By Nicole Danna
By Sara Ventiera
By Candace West
By Emily Dabau
By Doug Fairall
By Candace West
By Laine Doss
Main-course specials included a lovely piece of dolphin, baked with a pistachio crust and napped with a horseradish sauce. We also enjoyed a dish of boneless loin lamb chops, two musky medallions that were tender and flavorful despite being overcooked. A tomato/onion/feta cheese salsa jazzed them up.
One way to improve the Rhythm experience, I think, would be to vary the vegetable side dishes. Verdant spears of broccoli were perfectly steamed, and slightly lumpy mashed potatoes were rich and flavorful, but they looked pretty mundane accompanying all the entrées.
The desserts diverge from the European theme -- they're reminiscent, rather, of Betty Crocker. Still, it's hard to improve on homemade brownies. Rhythm Café actually does just that by making them into a sundae. Other sweets include a subtle cappuccino- chocolate-chip layer cake, iced with chocolate cream cheese, and peanut butter cream pie. The chocolate-chip cookies, incidentally, can be purchased by the dozen, and any cake can be ordered whole for a party. (Give the kitchen 24 hours' notice.)

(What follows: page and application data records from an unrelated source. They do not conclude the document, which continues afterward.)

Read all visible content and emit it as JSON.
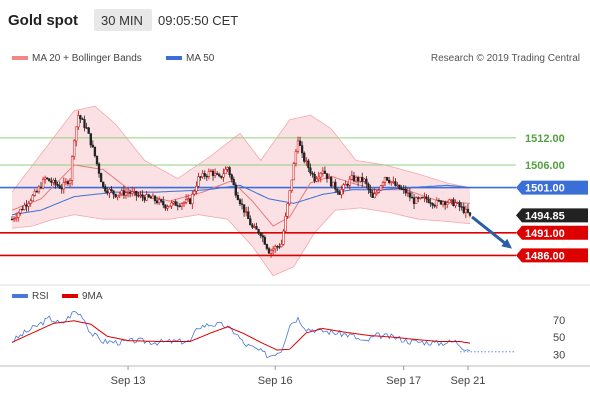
{
  "header": {
    "title": "Gold spot",
    "interval": "30 MIN",
    "time": "09:05:50 CET"
  },
  "legend": {
    "ma20_label": "MA 20 + Bollinger Bands",
    "ma50_label": "MA 50",
    "credit": "Research © 2019 Trading Central",
    "rsi_label": "RSI",
    "ma9_label": "9MA"
  },
  "colors": {
    "candle_up": "#cc0000",
    "candle_down": "#222222",
    "bollinger_band": "#f8c8cc",
    "ma20": "#e87a80",
    "ma50": "#3a6fd8",
    "green_level": "#90d080",
    "red_level": "#dd0000",
    "blue_level": "#3a6fd8",
    "arrow": "#2b5ea8",
    "rsi_line": "#4a78d8",
    "rsi_ma": "#dd0000"
  },
  "chart_data": {
    "type": "candlestick",
    "instrument": "Gold spot",
    "timeframe": "30 MIN",
    "y_axis": {
      "min": 1481,
      "max": 1527
    },
    "levels": [
      {
        "value": 1512.0,
        "label": "1512.00",
        "color": "#90d080",
        "style": "green"
      },
      {
        "value": 1506.0,
        "label": "1506.00",
        "color": "#90d080",
        "style": "green"
      },
      {
        "value": 1501.0,
        "label": "1501.00",
        "color": "#3a6fd8",
        "style": "box"
      },
      {
        "value": 1494.85,
        "label": "1494.85",
        "color": "#222222",
        "style": "box"
      },
      {
        "value": 1491.0,
        "label": "1491.00",
        "color": "#dd0000",
        "style": "box"
      },
      {
        "value": 1486.0,
        "label": "1486.00",
        "color": "#dd0000",
        "style": "box"
      }
    ],
    "current_price": 1494.85,
    "x_labels": [
      "Sep 13",
      "Sep 16",
      "Sep 17",
      "Sep 21"
    ],
    "forecast_arrow": {
      "from": 1494.5,
      "to": 1487.5
    },
    "price_anchors": [
      [
        0,
        1494.0
      ],
      [
        6,
        1497.0
      ],
      [
        12,
        1500.0
      ],
      [
        16,
        1503.0
      ],
      [
        20,
        1502.0
      ],
      [
        24,
        1501.0
      ],
      [
        28,
        1503.0
      ],
      [
        30,
        1512.0
      ],
      [
        32,
        1517.0
      ],
      [
        36,
        1514.0
      ],
      [
        40,
        1508.0
      ],
      [
        44,
        1501.0
      ],
      [
        50,
        1499.5
      ],
      [
        56,
        1500.0
      ],
      [
        62,
        1499.0
      ],
      [
        68,
        1498.5
      ],
      [
        74,
        1497.0
      ],
      [
        80,
        1497.5
      ],
      [
        86,
        1498.0
      ],
      [
        90,
        1503.0
      ],
      [
        96,
        1504.5
      ],
      [
        100,
        1503.0
      ],
      [
        104,
        1505.5
      ],
      [
        108,
        1500.0
      ],
      [
        112,
        1496.0
      ],
      [
        116,
        1492.0
      ],
      [
        120,
        1491.0
      ],
      [
        124,
        1487.0
      ],
      [
        130,
        1488.5
      ],
      [
        134,
        1500.0
      ],
      [
        138,
        1512.0
      ],
      [
        140,
        1508.0
      ],
      [
        146,
        1503.0
      ],
      [
        150,
        1505.0
      ],
      [
        154,
        1502.0
      ],
      [
        158,
        1500.0
      ],
      [
        164,
        1503.0
      ],
      [
        170,
        1502.5
      ],
      [
        174,
        1498.5
      ],
      [
        176,
        1500.0
      ],
      [
        180,
        1503.5
      ],
      [
        186,
        1501.0
      ],
      [
        190,
        1500.0
      ],
      [
        194,
        1498.0
      ],
      [
        200,
        1498.5
      ],
      [
        204,
        1497.5
      ],
      [
        208,
        1498.0
      ],
      [
        214,
        1497.5
      ],
      [
        218,
        1496.0
      ],
      [
        221,
        1494.85
      ]
    ],
    "ma20_anchors": [
      [
        0,
        1496.0
      ],
      [
        14,
        1498.5
      ],
      [
        30,
        1506.0
      ],
      [
        44,
        1505.0
      ],
      [
        58,
        1500.0
      ],
      [
        76,
        1498.0
      ],
      [
        92,
        1500.0
      ],
      [
        106,
        1502.5
      ],
      [
        116,
        1498.0
      ],
      [
        126,
        1492.5
      ],
      [
        134,
        1494.5
      ],
      [
        144,
        1502.0
      ],
      [
        154,
        1503.5
      ],
      [
        164,
        1502.0
      ],
      [
        176,
        1500.5
      ],
      [
        190,
        1500.5
      ],
      [
        206,
        1498.0
      ],
      [
        221,
        1497.5
      ]
    ],
    "upper_band_anchors": [
      [
        0,
        1500.0
      ],
      [
        10,
        1506.0
      ],
      [
        20,
        1512.0
      ],
      [
        30,
        1518.0
      ],
      [
        40,
        1519.0
      ],
      [
        50,
        1515.0
      ],
      [
        64,
        1507.0
      ],
      [
        80,
        1503.0
      ],
      [
        96,
        1508.0
      ],
      [
        110,
        1513.0
      ],
      [
        120,
        1507.0
      ],
      [
        134,
        1516.0
      ],
      [
        144,
        1517.0
      ],
      [
        154,
        1514.0
      ],
      [
        166,
        1507.0
      ],
      [
        180,
        1506.0
      ],
      [
        196,
        1504.0
      ],
      [
        210,
        1502.0
      ],
      [
        221,
        1501.0
      ]
    ],
    "lower_band_anchors": [
      [
        0,
        1492.0
      ],
      [
        10,
        1492.5
      ],
      [
        20,
        1494.0
      ],
      [
        30,
        1495.0
      ],
      [
        44,
        1494.0
      ],
      [
        58,
        1494.0
      ],
      [
        76,
        1494.0
      ],
      [
        90,
        1495.0
      ],
      [
        104,
        1494.0
      ],
      [
        116,
        1488.0
      ],
      [
        126,
        1481.5
      ],
      [
        136,
        1483.5
      ],
      [
        146,
        1491.0
      ],
      [
        156,
        1496.0
      ],
      [
        168,
        1496.5
      ],
      [
        182,
        1495.5
      ],
      [
        196,
        1494.0
      ],
      [
        210,
        1493.5
      ],
      [
        221,
        1493.0
      ]
    ],
    "ma50_anchors": [
      [
        0,
        1495.0
      ],
      [
        14,
        1496.0
      ],
      [
        30,
        1499.0
      ],
      [
        50,
        1500.0
      ],
      [
        70,
        1500.0
      ],
      [
        94,
        1500.5
      ],
      [
        110,
        1501.5
      ],
      [
        124,
        1498.5
      ],
      [
        136,
        1497.5
      ],
      [
        150,
        1499.5
      ],
      [
        164,
        1500.5
      ],
      [
        178,
        1500.5
      ],
      [
        192,
        1501.0
      ],
      [
        210,
        1501.5
      ],
      [
        221,
        1501.0
      ]
    ],
    "rsi": {
      "label": "RSI",
      "ma_label": "9MA",
      "y_ticks": [
        30,
        50,
        70
      ],
      "y_range": [
        20,
        85
      ],
      "rsi_anchors": [
        [
          0,
          45
        ],
        [
          6,
          55
        ],
        [
          12,
          63
        ],
        [
          18,
          72
        ],
        [
          24,
          65
        ],
        [
          30,
          80
        ],
        [
          34,
          75
        ],
        [
          38,
          55
        ],
        [
          44,
          45
        ],
        [
          52,
          44
        ],
        [
          60,
          46
        ],
        [
          70,
          44
        ],
        [
          78,
          45
        ],
        [
          86,
          45
        ],
        [
          90,
          62
        ],
        [
          96,
          65
        ],
        [
          102,
          64
        ],
        [
          108,
          55
        ],
        [
          112,
          42
        ],
        [
          118,
          36
        ],
        [
          124,
          28
        ],
        [
          130,
          35
        ],
        [
          134,
          65
        ],
        [
          138,
          72
        ],
        [
          142,
          60
        ],
        [
          148,
          58
        ],
        [
          156,
          55
        ],
        [
          164,
          52
        ],
        [
          170,
          44
        ],
        [
          176,
          52
        ],
        [
          184,
          50
        ],
        [
          192,
          45
        ],
        [
          200,
          44
        ],
        [
          206,
          43
        ],
        [
          214,
          45
        ],
        [
          218,
          38
        ],
        [
          221,
          36
        ]
      ],
      "ma_anchors": [
        [
          0,
          44
        ],
        [
          10,
          55
        ],
        [
          20,
          66
        ],
        [
          30,
          69
        ],
        [
          38,
          65
        ],
        [
          46,
          51
        ],
        [
          56,
          46
        ],
        [
          70,
          45
        ],
        [
          86,
          45
        ],
        [
          96,
          55
        ],
        [
          104,
          62
        ],
        [
          112,
          54
        ],
        [
          120,
          44
        ],
        [
          128,
          35
        ],
        [
          134,
          36
        ],
        [
          142,
          55
        ],
        [
          150,
          60
        ],
        [
          160,
          56
        ],
        [
          172,
          52
        ],
        [
          184,
          50
        ],
        [
          196,
          47
        ],
        [
          206,
          45
        ],
        [
          216,
          45
        ],
        [
          221,
          43
        ]
      ],
      "dotted_level": 33
    }
  }
}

So yes, Rhythm Café is gay-oriented, an inescapable fact if you pay attention to the clues around you. And it may be hard to separate the proprietors' sexual politics from their restaurant. But in the end, unless you're intolerant, the only way these factors affect the dining experience is by giving it identity. Take away what allows Rhythm Café to groove to its own beat, and it's simply another good restaurant.